• [ACTIVITY]: The entries must be retyped exactly, down to the last line.

───── INPUT RECORDS

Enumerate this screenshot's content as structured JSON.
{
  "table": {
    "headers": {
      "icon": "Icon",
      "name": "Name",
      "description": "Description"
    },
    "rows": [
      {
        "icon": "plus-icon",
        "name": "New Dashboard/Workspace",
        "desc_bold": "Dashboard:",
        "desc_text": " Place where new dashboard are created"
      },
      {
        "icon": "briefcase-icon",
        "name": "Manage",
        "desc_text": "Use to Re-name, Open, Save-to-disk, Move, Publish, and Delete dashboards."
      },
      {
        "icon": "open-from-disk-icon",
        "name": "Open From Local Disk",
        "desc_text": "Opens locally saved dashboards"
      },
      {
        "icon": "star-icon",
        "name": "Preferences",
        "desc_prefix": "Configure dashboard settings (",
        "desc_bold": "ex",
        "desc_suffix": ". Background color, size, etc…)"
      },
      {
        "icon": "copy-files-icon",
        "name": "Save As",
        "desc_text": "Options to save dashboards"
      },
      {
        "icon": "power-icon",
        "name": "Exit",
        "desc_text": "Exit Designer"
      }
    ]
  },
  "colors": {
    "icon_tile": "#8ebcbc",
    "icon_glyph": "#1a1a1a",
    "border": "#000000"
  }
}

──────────

• [SOLUTION TO THIS EXERCISE]:
Enumerate this screenshot's content as structured JSON.
{
  "table": {
    "headers": {
      "icon": "Icon",
      "name": "Name",
      "description": "Description"
    },
    "rows": [
      {
        "icon": "plus-icon",
        "name": "New Dashboard/Workspace",
        "desc_bold": "Dashboard:",
        "desc_text": " Place where new dashboard are created"
      },
      {
        "icon": "briefcase-icon",
        "name": "Manage",
        "desc_text": "Use to Re-name, Open, Save-to-disk, Move, Publish, and Delete dashboards."
      },
      {
        "icon": "open-from-disk-icon",
        "name": "Open From Local Disk",
        "desc_text": "Opens locally saved dashboards"
      },
      {
        "icon": "star-icon",
        "name": "Preferences",
        "desc_prefix": "Configure dashboard settings (",
        "desc_bold": "ex",
        "desc_suffix": ". Background color, size, etc…)"
      },
      {
        "icon": "copy-files-icon",
        "name": "Save As",
        "desc_text": "Options to save dashboards"
      },
      {
        "icon": "power-icon",
        "name": "Exit",
        "desc_text": "Exit Designer"
      }
    ]
  },
  "colors": {
    "icon_tile": "#8ebcbc",
    "icon_glyph": "#1a1a1a",
    "border": "#000000"
  }
}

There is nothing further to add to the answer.